German Lessons: You’re allowed to be sick

Posted on 07.03.2012


Something I’ve been paying a lot of attention to lately over here is the way we handle being sick and what we do about work when we ARE sick.

While I don’t know how it is for everyone else in the US, save for a few accounts I’ve heard from friends, I can relate how my sickness issues played out.

At my last job, a person was only given 3 or 5 sick days per year, and then their vacation time (after 3 years, I only got 2 weeks of vacation. Not 14 days, 10). There was always the short- or long-term disability option, but I’ve only recently known one person who’s used it.

Sick days didn’t always require a doctor’s note, but if my office didn’t believe someone, they asked for one, and it was also required AFTER you went over your year’s worth of sick days. If you used too many, it might come out of your vacation time.

At the job before that, I was a contracted employee. So I could be sick whenever I wanted to be, but I wasn’t going to get paid to not be at work.

On top of all of this, there was the bs one got for being sick. Most of the time, we were made to feel bad for not going in to work if we couldn’t walk or drive our cars. And when I relapsed for the first and second times, I distinctly got the impression that some of my coworkers didn’t believe I was that bad, and wondered why I couldn’t come in anyway and be generally ineffective.

Then there were my friends who got pregnant: most often the easiest option was to just quit their jobs, or else they’d have to deal with endless phone calls and emails during maternity leave, along with ‘when are you coming back’ discussions every week, as if they were able to leave a newborn so soon. A few of my friends were just pushed out of their jobs, while others had to keep working from home.

It’s really hard to get sick in these kinds of conditions.

So imagine my surprise at the way the Germans treat sick days. If you’re sick, they want you to stay home. If it’s more than one day, they’d like to see a doctor’s note. They won’t take your vacation time away (which starts at a minimum of 22 days per year) if you’re sick. They won’t (often) bother you at home when you’re sick.

When you have a baby, there is a state-mandated 2-3 years of what’s called ‘Kinderzeit’ (child time) that you can take off from work and still receive pay from your job in order to raise your child. If the father is interested, he can split the time with you from his job and you can BOTH take the time off, or save it for later. Amazing? You can’t get fired for being pregnant or having a baby.

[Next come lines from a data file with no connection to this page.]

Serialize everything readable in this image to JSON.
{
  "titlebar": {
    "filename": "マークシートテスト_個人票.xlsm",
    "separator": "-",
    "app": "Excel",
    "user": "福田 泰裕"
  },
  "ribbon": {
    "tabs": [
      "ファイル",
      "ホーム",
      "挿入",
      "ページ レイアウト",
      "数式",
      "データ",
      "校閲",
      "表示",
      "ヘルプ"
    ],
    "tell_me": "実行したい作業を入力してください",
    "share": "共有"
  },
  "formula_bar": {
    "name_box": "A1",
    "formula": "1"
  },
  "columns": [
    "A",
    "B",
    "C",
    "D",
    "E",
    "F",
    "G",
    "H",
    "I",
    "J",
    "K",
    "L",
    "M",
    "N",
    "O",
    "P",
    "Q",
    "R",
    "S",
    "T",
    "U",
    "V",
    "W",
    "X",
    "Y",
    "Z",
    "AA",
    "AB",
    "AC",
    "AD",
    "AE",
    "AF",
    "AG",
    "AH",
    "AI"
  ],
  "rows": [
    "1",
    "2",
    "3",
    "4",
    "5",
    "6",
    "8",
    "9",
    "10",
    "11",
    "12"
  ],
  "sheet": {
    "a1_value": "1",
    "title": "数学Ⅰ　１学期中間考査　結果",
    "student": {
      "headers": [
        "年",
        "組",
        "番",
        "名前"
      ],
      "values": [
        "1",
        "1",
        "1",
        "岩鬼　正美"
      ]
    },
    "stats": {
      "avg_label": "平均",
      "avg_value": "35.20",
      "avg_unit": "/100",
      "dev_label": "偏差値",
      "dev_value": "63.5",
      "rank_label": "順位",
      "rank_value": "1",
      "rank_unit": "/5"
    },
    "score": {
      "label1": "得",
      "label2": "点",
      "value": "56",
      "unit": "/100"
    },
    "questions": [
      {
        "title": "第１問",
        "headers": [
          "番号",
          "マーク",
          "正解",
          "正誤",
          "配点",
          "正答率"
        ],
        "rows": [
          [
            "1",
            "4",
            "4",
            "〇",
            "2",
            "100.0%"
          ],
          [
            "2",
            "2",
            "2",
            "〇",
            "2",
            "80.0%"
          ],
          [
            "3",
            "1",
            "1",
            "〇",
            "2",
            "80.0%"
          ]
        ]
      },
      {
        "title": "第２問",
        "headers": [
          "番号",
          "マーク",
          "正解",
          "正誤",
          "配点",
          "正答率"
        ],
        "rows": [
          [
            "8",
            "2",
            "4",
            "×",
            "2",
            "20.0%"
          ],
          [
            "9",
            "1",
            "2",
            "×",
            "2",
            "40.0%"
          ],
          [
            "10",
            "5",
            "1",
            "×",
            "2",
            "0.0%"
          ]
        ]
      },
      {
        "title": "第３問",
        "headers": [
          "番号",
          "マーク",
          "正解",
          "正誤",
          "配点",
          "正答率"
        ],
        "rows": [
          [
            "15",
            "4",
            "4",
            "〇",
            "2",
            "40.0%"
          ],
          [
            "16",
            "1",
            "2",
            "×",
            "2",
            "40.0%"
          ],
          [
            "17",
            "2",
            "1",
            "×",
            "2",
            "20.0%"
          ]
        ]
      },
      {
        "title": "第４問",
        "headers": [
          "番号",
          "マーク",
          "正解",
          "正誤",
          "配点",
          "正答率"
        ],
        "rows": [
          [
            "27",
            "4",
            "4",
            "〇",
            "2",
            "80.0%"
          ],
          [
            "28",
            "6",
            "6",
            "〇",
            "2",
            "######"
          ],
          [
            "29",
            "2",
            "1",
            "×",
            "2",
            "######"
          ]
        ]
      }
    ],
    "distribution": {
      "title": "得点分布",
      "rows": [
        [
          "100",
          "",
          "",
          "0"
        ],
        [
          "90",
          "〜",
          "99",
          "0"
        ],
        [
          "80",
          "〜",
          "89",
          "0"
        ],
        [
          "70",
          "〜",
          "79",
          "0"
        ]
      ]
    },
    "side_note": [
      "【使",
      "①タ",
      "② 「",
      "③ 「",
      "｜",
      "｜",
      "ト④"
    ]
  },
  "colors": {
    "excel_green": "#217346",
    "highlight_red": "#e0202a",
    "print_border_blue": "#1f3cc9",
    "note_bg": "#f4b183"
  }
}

Talk about relaxed. The only pressure I’ve ever felt from anybody at my current job was from my American boss, who no doubt still has that ‘work even when under the weather’ attitude. I’m learning to be a German and enjoy all of the time that’s allowed. I’m also learning how to say ‘no’ more. To everything.

Add this to the social (mostly free) healthcare, shorter workdays and longer vacation time, and it really does seem like some odd kind of Utopia. At the very least, if feels like ‘opposite land’. Something is being done right and I’m ok with it.

Posted in: German Lessons